DATA:
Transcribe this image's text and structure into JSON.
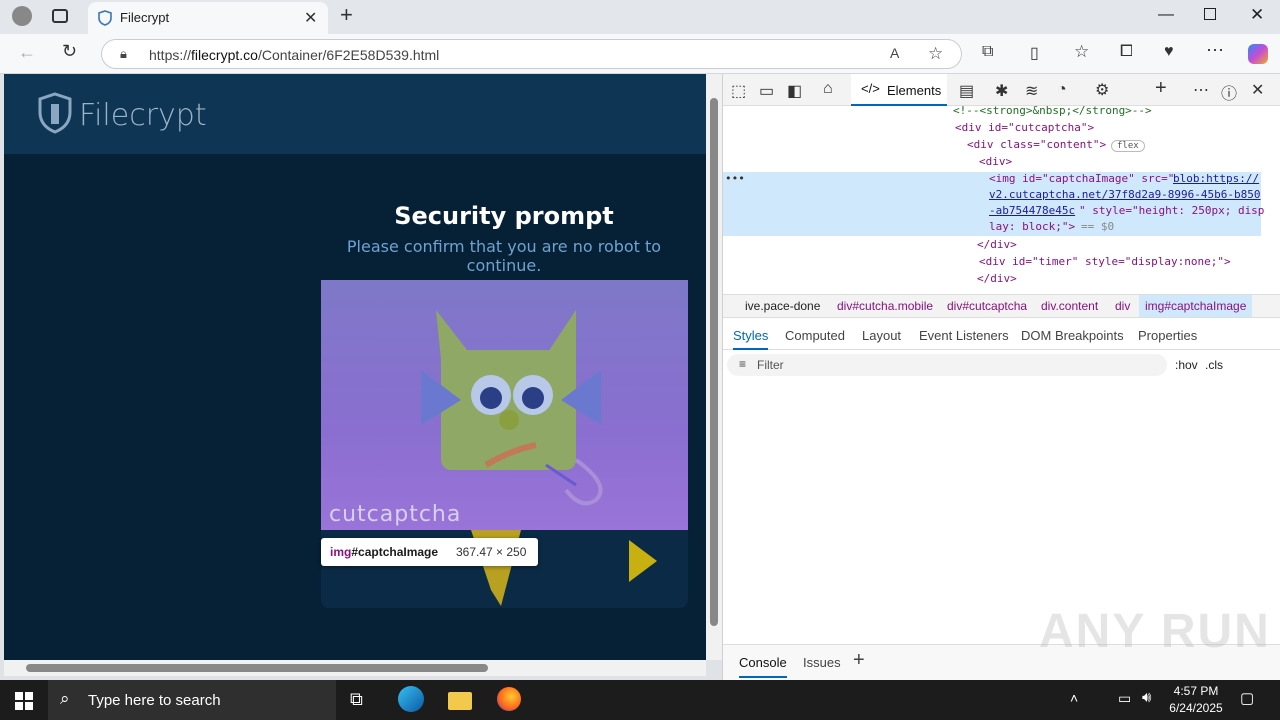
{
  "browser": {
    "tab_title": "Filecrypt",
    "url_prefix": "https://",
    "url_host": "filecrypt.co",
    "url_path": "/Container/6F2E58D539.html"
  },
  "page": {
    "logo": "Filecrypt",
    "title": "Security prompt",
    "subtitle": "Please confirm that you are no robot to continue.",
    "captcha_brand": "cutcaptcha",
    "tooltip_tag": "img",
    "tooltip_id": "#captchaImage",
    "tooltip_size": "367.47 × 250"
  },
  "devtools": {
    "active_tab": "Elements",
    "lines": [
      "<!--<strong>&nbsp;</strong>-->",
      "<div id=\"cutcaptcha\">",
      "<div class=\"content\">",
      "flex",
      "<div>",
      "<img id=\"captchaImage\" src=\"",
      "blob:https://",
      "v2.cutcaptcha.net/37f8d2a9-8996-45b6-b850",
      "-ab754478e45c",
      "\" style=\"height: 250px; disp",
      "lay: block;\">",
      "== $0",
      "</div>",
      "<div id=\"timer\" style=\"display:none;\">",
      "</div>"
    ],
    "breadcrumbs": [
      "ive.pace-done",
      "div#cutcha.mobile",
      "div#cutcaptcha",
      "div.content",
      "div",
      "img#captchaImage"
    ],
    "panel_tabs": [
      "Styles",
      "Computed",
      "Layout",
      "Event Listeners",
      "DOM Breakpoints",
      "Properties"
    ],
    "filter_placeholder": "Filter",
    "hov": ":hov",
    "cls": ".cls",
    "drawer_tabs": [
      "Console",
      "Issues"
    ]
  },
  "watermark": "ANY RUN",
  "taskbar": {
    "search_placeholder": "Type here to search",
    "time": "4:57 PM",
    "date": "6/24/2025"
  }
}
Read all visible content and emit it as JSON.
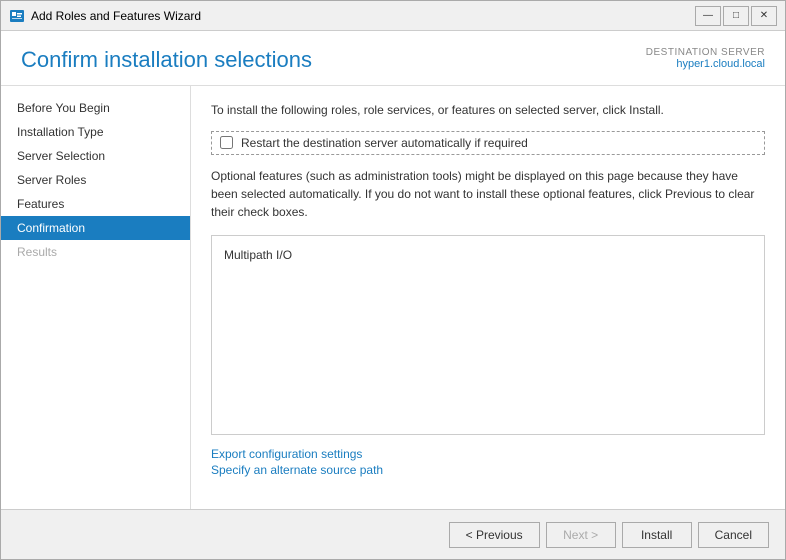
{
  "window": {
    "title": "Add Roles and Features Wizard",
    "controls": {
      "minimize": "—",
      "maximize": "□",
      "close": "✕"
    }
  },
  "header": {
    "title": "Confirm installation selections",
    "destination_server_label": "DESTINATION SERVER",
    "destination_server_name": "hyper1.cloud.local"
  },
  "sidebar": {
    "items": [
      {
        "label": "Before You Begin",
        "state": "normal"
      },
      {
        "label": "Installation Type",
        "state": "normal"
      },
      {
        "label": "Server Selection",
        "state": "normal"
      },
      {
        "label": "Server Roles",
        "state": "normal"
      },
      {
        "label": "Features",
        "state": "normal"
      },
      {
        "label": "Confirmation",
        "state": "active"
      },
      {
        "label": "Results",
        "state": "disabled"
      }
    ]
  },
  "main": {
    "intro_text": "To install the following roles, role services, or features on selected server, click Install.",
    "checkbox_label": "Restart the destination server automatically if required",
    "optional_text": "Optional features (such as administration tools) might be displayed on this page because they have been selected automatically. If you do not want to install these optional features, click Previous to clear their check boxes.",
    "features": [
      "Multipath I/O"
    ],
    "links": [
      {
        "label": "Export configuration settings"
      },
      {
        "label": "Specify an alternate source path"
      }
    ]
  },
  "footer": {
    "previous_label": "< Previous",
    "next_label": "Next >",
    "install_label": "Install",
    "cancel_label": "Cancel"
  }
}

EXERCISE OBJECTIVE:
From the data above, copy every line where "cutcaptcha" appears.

RESPONSE:
    "captcha_brand": "cutcaptcha",
      "<div id=\"cutcaptcha\">",
      "v2.cutcaptcha.net/37f8d2a9-8996-45b6-b850",
      "div#cutcaptcha",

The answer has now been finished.